In the picture above is an example of three different kinds of shot that would be fired from cannons during a naval engagement. Each would be used for a specific purpose against the enemy.

Bar Shot

On the far left is Bar Shot. This consisted of two halves of a regular solid cannonball connected by an iron bar. When fired it would tumble through the air and tear into the enemy ships rigging and sails. No ropes, they could not control the sails. Big holes in the sails, nothing to drive the ship forward. They would be sitting ducks.

Chain Shot

In the center is Chain Shot.  Like the Bar Shot it consisted of two halves of a ball but this time connected with a chain, sometimes as long a six feet! When fired the balls tumble and the chain becomes fully extended. It would tear into the rigging and sails and cause devastation.

Grape Shot

The far right has the real beauty. Grape Shot, or Cannister Shot. Usually wrapped in a canvas bag, or sometimes held in a metal canister, this shot effectively turned your cannon into a large shotgun. Not only could it tear through sails and ropes, but it was most effective against the personnel of the enemy.
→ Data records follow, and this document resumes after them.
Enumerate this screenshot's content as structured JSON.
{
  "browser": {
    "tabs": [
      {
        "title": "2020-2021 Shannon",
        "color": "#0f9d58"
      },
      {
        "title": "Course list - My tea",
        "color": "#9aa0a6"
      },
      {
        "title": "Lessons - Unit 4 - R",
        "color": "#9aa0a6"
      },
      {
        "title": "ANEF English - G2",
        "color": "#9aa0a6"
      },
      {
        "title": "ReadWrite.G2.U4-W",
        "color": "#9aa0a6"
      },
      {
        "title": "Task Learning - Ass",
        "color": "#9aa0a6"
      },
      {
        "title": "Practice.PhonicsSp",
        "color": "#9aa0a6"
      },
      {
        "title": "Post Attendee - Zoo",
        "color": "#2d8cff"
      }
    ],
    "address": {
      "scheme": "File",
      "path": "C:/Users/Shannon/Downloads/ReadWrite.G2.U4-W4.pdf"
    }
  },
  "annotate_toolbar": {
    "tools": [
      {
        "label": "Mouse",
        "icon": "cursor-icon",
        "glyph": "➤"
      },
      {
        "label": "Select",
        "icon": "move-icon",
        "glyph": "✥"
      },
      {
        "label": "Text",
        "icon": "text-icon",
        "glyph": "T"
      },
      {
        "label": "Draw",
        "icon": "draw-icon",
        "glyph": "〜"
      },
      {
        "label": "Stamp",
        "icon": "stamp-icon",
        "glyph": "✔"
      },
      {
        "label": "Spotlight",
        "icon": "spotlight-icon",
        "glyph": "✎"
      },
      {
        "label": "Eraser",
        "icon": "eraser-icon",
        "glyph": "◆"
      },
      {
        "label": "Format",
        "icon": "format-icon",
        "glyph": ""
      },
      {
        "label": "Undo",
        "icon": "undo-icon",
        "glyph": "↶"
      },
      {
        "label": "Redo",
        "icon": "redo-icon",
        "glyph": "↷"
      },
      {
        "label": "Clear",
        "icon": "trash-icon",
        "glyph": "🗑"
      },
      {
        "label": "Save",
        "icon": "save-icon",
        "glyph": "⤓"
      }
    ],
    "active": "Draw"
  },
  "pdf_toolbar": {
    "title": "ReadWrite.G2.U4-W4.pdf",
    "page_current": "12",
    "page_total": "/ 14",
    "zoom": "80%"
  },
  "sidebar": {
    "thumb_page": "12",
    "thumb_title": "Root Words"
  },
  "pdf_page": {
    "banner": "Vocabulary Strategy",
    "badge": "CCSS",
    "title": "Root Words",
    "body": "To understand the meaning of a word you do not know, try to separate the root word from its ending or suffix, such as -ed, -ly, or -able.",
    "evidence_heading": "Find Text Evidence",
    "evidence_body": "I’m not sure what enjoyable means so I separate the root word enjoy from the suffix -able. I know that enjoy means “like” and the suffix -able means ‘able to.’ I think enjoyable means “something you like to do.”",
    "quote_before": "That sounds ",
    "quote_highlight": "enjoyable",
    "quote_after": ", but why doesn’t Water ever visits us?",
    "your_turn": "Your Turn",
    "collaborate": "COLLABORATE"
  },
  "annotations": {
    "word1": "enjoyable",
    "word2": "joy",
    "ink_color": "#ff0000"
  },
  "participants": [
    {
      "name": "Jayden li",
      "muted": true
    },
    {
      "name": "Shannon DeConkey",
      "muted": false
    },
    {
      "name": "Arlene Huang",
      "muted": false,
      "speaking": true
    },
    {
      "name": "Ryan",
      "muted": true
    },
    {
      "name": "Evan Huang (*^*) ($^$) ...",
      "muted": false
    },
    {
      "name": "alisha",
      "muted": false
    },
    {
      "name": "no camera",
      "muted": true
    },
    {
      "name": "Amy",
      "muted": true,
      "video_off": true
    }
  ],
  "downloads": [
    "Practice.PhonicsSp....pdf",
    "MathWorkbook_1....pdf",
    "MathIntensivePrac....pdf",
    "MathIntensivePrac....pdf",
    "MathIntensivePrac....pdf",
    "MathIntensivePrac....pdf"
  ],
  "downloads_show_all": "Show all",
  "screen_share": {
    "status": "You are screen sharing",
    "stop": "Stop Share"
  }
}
These are not all the special tricks but used right they could take an enemy down before you even got close enough to board them. The end of the Age of Sail and the advent of armor sort of diminished their use over time.